The Renaissance Café and the Poké Bar, two dining facilities at SFU’s Burnaby campus, have demonstrated their sustainability leadership with recent certification as Sustainable Dining Spaces through SFU’s Sustainable Dining Program.

The Sustainable Dining program is a part of a broader Sustainable Spaces initiative at SFU. In addition to restaurants, people can also certify their offices, labs and events.

By completing and submitting an online checklist, SFU spaces and events help the University reach its sustainability goals and receive support from the Sustainability Office, certification, promotion, toolkits and prizes.

Parminder Parhar, owner of the Renaissance Cafés and a well-known member of the SFU community for more than 20 years, began implementing sustainable practices long before the Sustainable Spaces program came into effect.

“We eliminated individual sugar packets and containers for cream and milk a while ago,” he says, adding that he has noticed a substantial reduction in landfill waste since he started providing sugar, milk and cream in bulk.

And recognizing that sustainability expands beyond waste management, he serves only Fairtrade coffee, and purchases local ingredients.

“I feel that I have a responsibility to take action.,” says Parhar. “The more I do take action, the more people will see this, and the more they will incorporate it into their own lives,”.

Rachel Telling, program manager at the SFU Sustainability Office, says the Sustainable Dining Program is a great tool for facilitating sustainable practices,

“There is so much opportunity for restaurants to adopt sustainable practices—everything from food sourcing to cleaning products to energy conservation,” she says.

Telling expects to see an increase in certified dining spaces, as the program celebrates sustainable practices already in place at restaurants, while at the same time highlighting areas for improvement,

Camy Wong, co-owner of the Poké Bar in UniverCity—a much newer establishment that opened earlier this year—is excited that her bar has also been recognized as an SFU Sustainable Space.

“We have an opportunity to educate the community about our sustainability efforts,” Wong says. “We want to serve as an example to other poké restaurants to be as sustainable as possible.
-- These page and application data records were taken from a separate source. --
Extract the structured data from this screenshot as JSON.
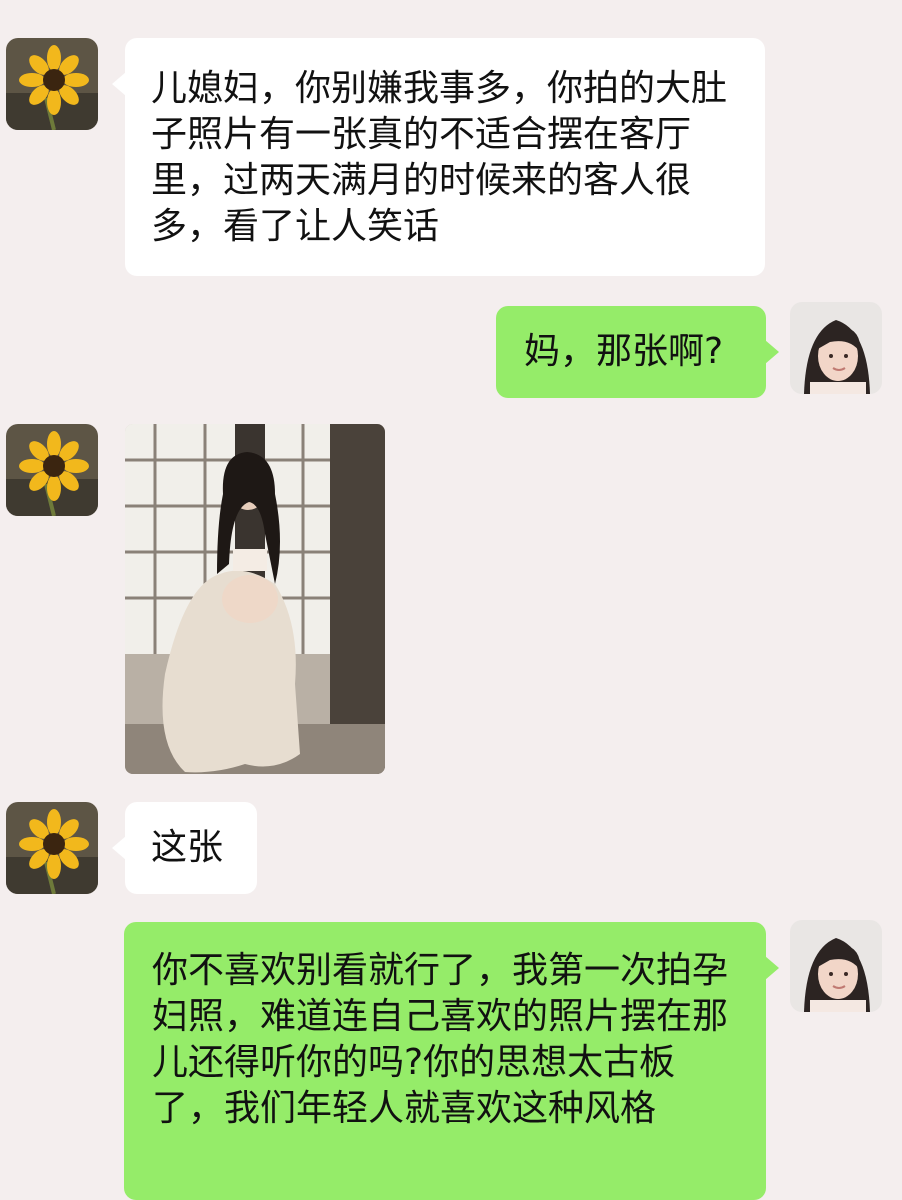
{
  "chat": {
    "messages": [
      {
        "side": "left",
        "sender": "mother-in-law",
        "type": "text",
        "text": "儿媳妇，你别嫌我事多，你拍的大肚子照片有一张真的不适合摆在客厅里，过两天满月的时候来的客人很多，看了让人笑话"
      },
      {
        "side": "right",
        "sender": "daughter-in-law",
        "type": "text",
        "text": "妈，那张啊?"
      },
      {
        "side": "left",
        "sender": "mother-in-law",
        "type": "image",
        "image_subject": "maternity-photo"
      },
      {
        "side": "left",
        "sender": "mother-in-law",
        "type": "text",
        "text": "这张"
      },
      {
        "side": "right",
        "sender": "daughter-in-law",
        "type": "text",
        "text": "你不喜欢别看就行了，我第一次拍孕妇照，难道连自己喜欢的照片摆在那儿还得听你的吗?你的思想太古板了，我们年轻人就喜欢这种风格"
      }
    ]
  },
  "avatars": {
    "left": "sunflower-icon",
    "right": "woman-portrait"
  },
  "colors": {
    "background": "#f4eeee",
    "left_bubble": "#ffffff",
    "right_bubble": "#95ec69",
    "text": "#111111"
  }
}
We’re young parents who are leaving this world to our kids, and we want to set a good example for them as well.”

Both Renaissance Café and Poké Bar plan to continue expanding sustainability efforts in their restaurants.

Customers can look for the Sustainable Dining ‘certified’ decal—Bronze, Silver or Gold—at points of sale for restaurants at the Burnaby campus.

If you would like to certify your workspace, or if you would like to learn more about the Sustainable Spaces program, please visit the Sustainable Spaces website or email sustainable_spaces@sfu.ca.